**SOURCE DATA:**
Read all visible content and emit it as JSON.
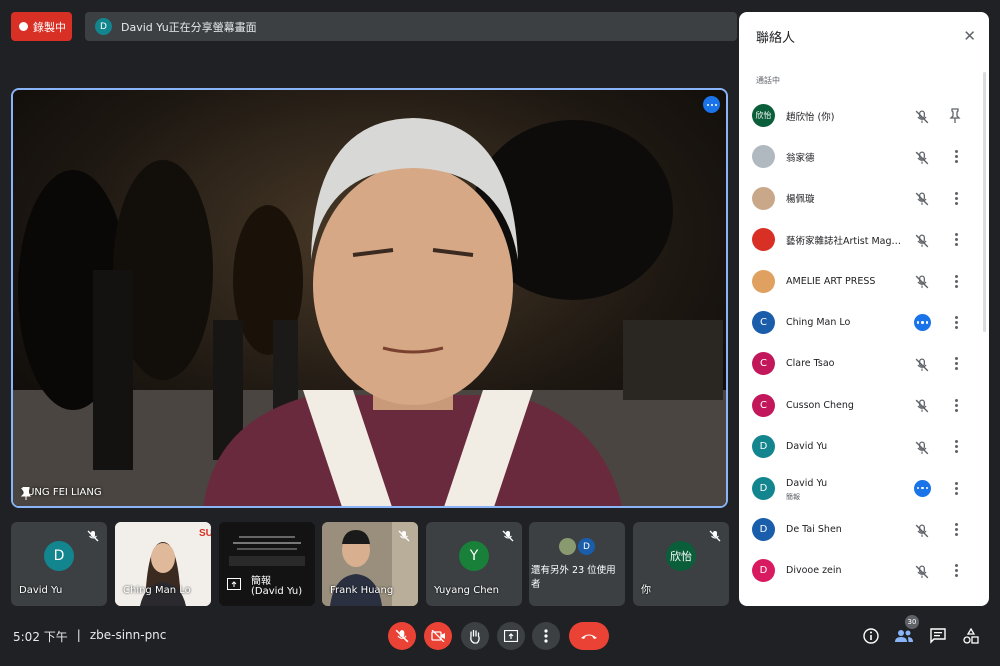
{
  "top_bar": {
    "recording_label": "錄製中",
    "share_avatar": "D",
    "share_text": "David Yu正在分享螢幕畫面"
  },
  "main_video": {
    "speaker_name": "YUNG FEI LIANG",
    "more_icon": "more-horiz-icon"
  },
  "strip": [
    {
      "name": "David Yu",
      "avatar": "D",
      "avatar_color": "#12858e",
      "muted": true,
      "kind": "avatar"
    },
    {
      "name": "Ching Man Lo",
      "kind": "video"
    },
    {
      "name": "簡報",
      "sub": "(David Yu)",
      "kind": "presentation"
    },
    {
      "name": "Frank Huang",
      "muted": true,
      "kind": "video"
    },
    {
      "name": "Yuyang Chen",
      "avatar": "Y",
      "avatar_color": "#188038",
      "muted": true,
      "kind": "avatar"
    },
    {
      "name": "還有另外 23 位使用者",
      "avatar": "D",
      "kind": "others"
    },
    {
      "name": "你",
      "avatar": "欣怡",
      "avatar_color": "#0b5e3a",
      "muted": true,
      "kind": "avatar"
    }
  ],
  "panel": {
    "title": "聯絡人",
    "section_label": "通話中",
    "people": [
      {
        "name": "趙欣怡 (你)",
        "avatar": "欣怡",
        "color": "#0b5e3a",
        "action": "pin"
      },
      {
        "name": "翁家德",
        "avatar": "",
        "color": "#b0b8c0",
        "action": "mic"
      },
      {
        "name": "楊佩璇",
        "avatar": "",
        "color": "#c9a88a",
        "action": "mic"
      },
      {
        "name": "藝術家雜誌社Artist Magazine",
        "avatar": "",
        "color": "#d93025",
        "action": "mic"
      },
      {
        "name": "AMELIE ART PRESS",
        "avatar": "",
        "color": "#e0a060",
        "action": "mic"
      },
      {
        "name": "Ching Man Lo",
        "avatar": "C",
        "color": "#1a5dab",
        "action": "speaking"
      },
      {
        "name": "Clare Tsao",
        "avatar": "C",
        "color": "#c2185b",
        "action": "mic"
      },
      {
        "name": "Cusson Cheng",
        "avatar": "C",
        "color": "#c2185b",
        "action": "mic"
      },
      {
        "name": "David Yu",
        "avatar": "D",
        "color": "#12858e",
        "action": "mic"
      },
      {
        "name": "David Yu",
        "sub": "簡報",
        "avatar": "D",
        "color": "#12858e",
        "action": "speaking"
      },
      {
        "name": "De Tai Shen",
        "avatar": "D",
        "color": "#1a5dab",
        "action": "mic"
      },
      {
        "name": "Divooe zein",
        "avatar": "D",
        "color": "#d81b60",
        "action": "mic"
      }
    ]
  },
  "bottom_bar": {
    "time": "5:02 下午",
    "separator": "|",
    "meeting_code": "zbe-sinn-pnc",
    "participants_count": "30"
  },
  "colors": {
    "background": "#202124",
    "danger": "#ea4335",
    "accent": "#1a73e8",
    "highlight_border": "#8ab4f8"
  }
}
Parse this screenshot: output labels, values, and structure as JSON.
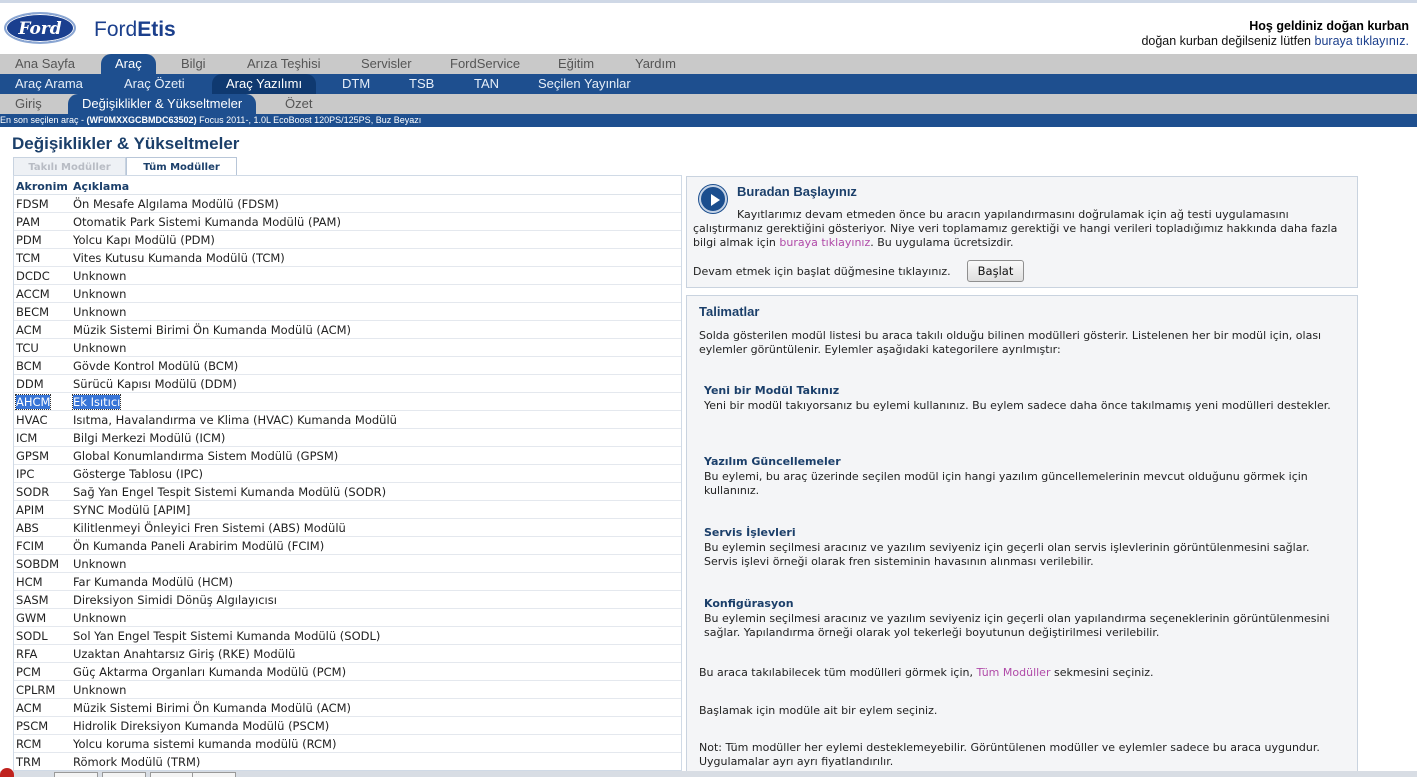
{
  "header": {
    "logo_text": "Ford",
    "brand_light": "Ford",
    "brand_bold": "Etis",
    "welcome_title": "Hoş geldiniz doğan kurban",
    "welcome_sub": "doğan kurban değilseniz lütfen",
    "welcome_link": "buraya tıklayınız."
  },
  "nav1": [
    {
      "label": "Ana Sayfa"
    },
    {
      "label": "Araç"
    },
    {
      "label": "Bilgi"
    },
    {
      "label": "Arıza Teşhisi"
    },
    {
      "label": "Servisler"
    },
    {
      "label": "FordService"
    },
    {
      "label": "Eğitim"
    },
    {
      "label": "Yardım"
    }
  ],
  "nav2": [
    {
      "label": "Araç Arama"
    },
    {
      "label": "Araç Özeti"
    },
    {
      "label": "Araç Yazılımı"
    },
    {
      "label": "DTM"
    },
    {
      "label": "TSB"
    },
    {
      "label": "TAN"
    },
    {
      "label": "Seçilen Yayınlar"
    }
  ],
  "nav3": [
    {
      "label": "Giriş"
    },
    {
      "label": "Değişiklikler & Yükseltmeler"
    },
    {
      "label": "Özet"
    }
  ],
  "vehicle_bar": {
    "prefix": "En son seçilen araç - ",
    "vin": "(WF0MXXGCBMDC63502)",
    "desc": " Focus 2011-, 1.0L EcoBoost 120PS/125PS, Buz Beyazı"
  },
  "page_title": "Değişiklikler & Yükseltmeler",
  "tabs": {
    "installed": "Takılı Modüller",
    "all": "Tüm Modüller"
  },
  "table": {
    "col_acronym": "Akronim",
    "col_desc": "Açıklama",
    "rows": [
      {
        "acr": "FDSM",
        "desc": "Ön Mesafe Algılama Modülü (FDSM)"
      },
      {
        "acr": "PAM",
        "desc": "Otomatik Park Sistemi Kumanda Modülü (PAM)"
      },
      {
        "acr": "PDM",
        "desc": "Yolcu Kapı Modülü (PDM)"
      },
      {
        "acr": "TCM",
        "desc": "Vites Kutusu Kumanda Modülü (TCM)"
      },
      {
        "acr": "DCDC",
        "desc": "Unknown"
      },
      {
        "acr": "ACCM",
        "desc": "Unknown"
      },
      {
        "acr": "BECM",
        "desc": "Unknown"
      },
      {
        "acr": "ACM",
        "desc": "Müzik Sistemi Birimi Ön Kumanda Modülü (ACM)"
      },
      {
        "acr": "TCU",
        "desc": "Unknown"
      },
      {
        "acr": "BCM",
        "desc": "Gövde Kontrol Modülü (BCM)"
      },
      {
        "acr": "DDM",
        "desc": "Sürücü Kapısı Modülü (DDM)"
      },
      {
        "acr": "AHCM",
        "desc": "Ek Isıtıcı"
      },
      {
        "acr": "HVAC",
        "desc": "Isıtma, Havalandırma ve Klima (HVAC) Kumanda Modülü"
      },
      {
        "acr": "ICM",
        "desc": "Bilgi Merkezi Modülü (ICM)"
      },
      {
        "acr": "GPSM",
        "desc": "Global Konumlandırma Sistem Modülü (GPSM)"
      },
      {
        "acr": "IPC",
        "desc": "Gösterge Tablosu (IPC)"
      },
      {
        "acr": "SODR",
        "desc": "Sağ Yan Engel Tespit Sistemi Kumanda Modülü (SODR)"
      },
      {
        "acr": "APIM",
        "desc": "SYNC Modülü [APIM]"
      },
      {
        "acr": "ABS",
        "desc": "Kilitlenmeyi Önleyici Fren Sistemi (ABS) Modülü"
      },
      {
        "acr": "FCIM",
        "desc": "Ön Kumanda Paneli Arabirim Modülü (FCIM)"
      },
      {
        "acr": "SOBDM",
        "desc": "Unknown"
      },
      {
        "acr": "HCM",
        "desc": "Far Kumanda Modülü (HCM)"
      },
      {
        "acr": "SASM",
        "desc": "Direksiyon Simidi Dönüş Algılayıcısı"
      },
      {
        "acr": "GWM",
        "desc": "Unknown"
      },
      {
        "acr": "SODL",
        "desc": "Sol Yan Engel Tespit Sistemi Kumanda Modülü (SODL)"
      },
      {
        "acr": "RFA",
        "desc": "Uzaktan Anahtarsız Giriş (RKE) Modülü"
      },
      {
        "acr": "PCM",
        "desc": "Güç Aktarma Organları Kumanda Modülü (PCM)"
      },
      {
        "acr": "CPLRM",
        "desc": "Unknown"
      },
      {
        "acr": "ACM",
        "desc": "Müzik Sistemi Birimi Ön Kumanda Modülü (ACM)"
      },
      {
        "acr": "PSCM",
        "desc": "Hidrolik Direksiyon Kumanda Modülü (PSCM)"
      },
      {
        "acr": "RCM",
        "desc": "Yolcu koruma sistemi kumanda modülü (RCM)"
      },
      {
        "acr": "TRM",
        "desc": "Römork Modülü (TRM)"
      }
    ]
  },
  "start": {
    "title": "Buradan Başlayınız",
    "text1": "Kayıtlarımız devam etmeden önce bu aracın yapılandırmasını doğrulamak için ağ testi uygulamasını çalıştırmanız gerektiğini gösteriyor. Niye veri toplamamız gerektiği ve hangi verileri topladığımız hakkında daha fazla bilgi almak için ",
    "link": "buraya tıklayınız",
    "text2": ". Bu uygulama ücretsizdir.",
    "prompt": "Devam etmek için başlat düğmesine tıklayınız.",
    "button": "Başlat"
  },
  "instructions": {
    "title": "Talimatlar",
    "intro": "Solda gösterilen modül listesi bu araca takılı olduğu bilinen modülleri gösterir. Listelenen her bir modül için, olası eylemler görüntülenir. Eylemler aşağıdaki kategorilere ayrılmıştır:",
    "s1_title": "Yeni bir Modül Takınız",
    "s1_text": "Yeni bir modül takıyorsanız bu eylemi kullanınız. Bu eylem sadece daha önce takılmamış yeni modülleri destekler.",
    "s2_title": "Yazılım Güncellemeler",
    "s2_text": "Bu eylemi, bu araç üzerinde seçilen modül için hangi yazılım güncellemelerinin mevcut olduğunu görmek için kullanınız.",
    "s3_title": "Servis İşlevleri",
    "s3_text": "Bu eylemin seçilmesi aracınız ve yazılım seviyeniz için geçerli olan servis işlevlerinin görüntülenmesini sağlar. Servis işlevi örneği olarak fren sisteminin havasının alınması verilebilir.",
    "s4_title": "Konfigürasyon",
    "s4_text": "Bu eylemin seçilmesi aracınız ve yazılım seviyeniz için geçerli olan yapılandırma seçeneklerinin görüntülenmesini sağlar. Yapılandırma örneği olarak yol tekerleği boyutunun değiştirilmesi verilebilir.",
    "all_pre": "Bu araca takılabilecek tüm modülleri görmek için, ",
    "all_link": "Tüm Modüller",
    "all_post": " sekmesini seçiniz.",
    "begin": "Başlamak için modüle ait bir eylem seçiniz.",
    "note": "Not: Tüm modüller her eylemi desteklemeyebilir. Görüntülenen modüller ve eylemler sadece bu araca uygundur. Uygulamalar ayrı ayrı fiyatlandırılır."
  },
  "colors": {
    "nav_blue": "#1e4f8f",
    "nav_grey": "#c9c9c9",
    "title_blue": "#1b3f6a",
    "link_purple": "#b04aa8",
    "selection": "#3875d7"
  }
}
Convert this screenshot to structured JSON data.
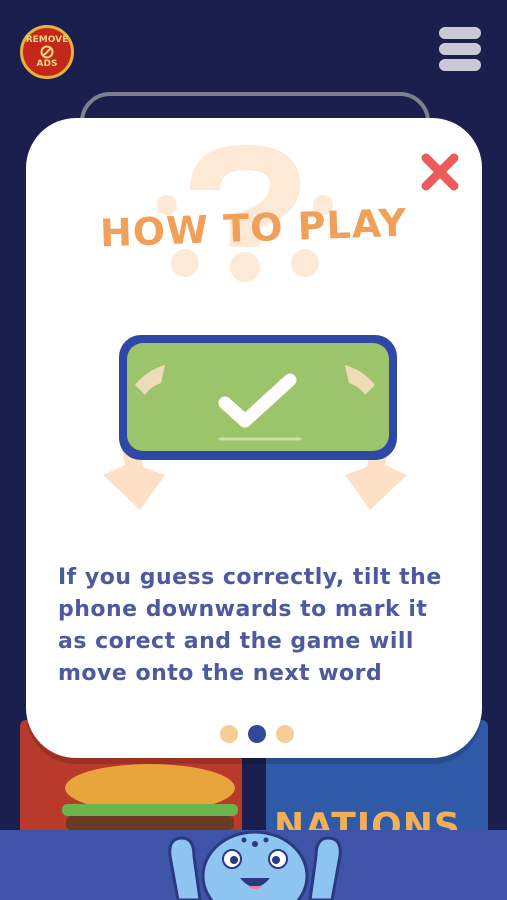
{
  "header": {
    "remove_ads_line1": "REMOVE",
    "remove_ads_line2": "ADS"
  },
  "modal": {
    "title": "HOW TO PLAY",
    "instruction": "If you guess correctly, tilt the phone downwards to mark it as corect and the game will move onto the next word",
    "pagination": {
      "total": 3,
      "active": 2
    }
  },
  "background": {
    "card_label": "NATIONS"
  },
  "colors": {
    "background": "#1a1f4e",
    "title": "#f1a05a",
    "text": "#4d5a9e",
    "close": "#ee5b5b",
    "phone_screen": "#9cc46a",
    "phone_border": "#2f47a5",
    "dot_active": "#2f4a9a",
    "dot_inactive": "#f7cd96",
    "bottom_bar": "#3f54a9"
  },
  "icons": {
    "close": "close-x-icon",
    "menu": "hamburger-menu-icon",
    "check": "checkmark-icon"
  }
}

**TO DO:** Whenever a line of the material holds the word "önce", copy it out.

**ANSWER SPACE:**
    "text1": "Kayıtlarımız devam etmeden önce bu aracın yapılandırmasını doğrulamak için ağ testi uygulamasını çalıştırmanız gerektiğini gösteriyor. Niye veri toplamamız gerektiği ve hangi verileri topladığımız hakkında daha fazla bilgi almak için ",
    "s1_text": "Yeni bir modül takıyorsanız bu eylemi kullanınız. Bu eylem sadece daha önce takılmamış yeni modülleri destekler.",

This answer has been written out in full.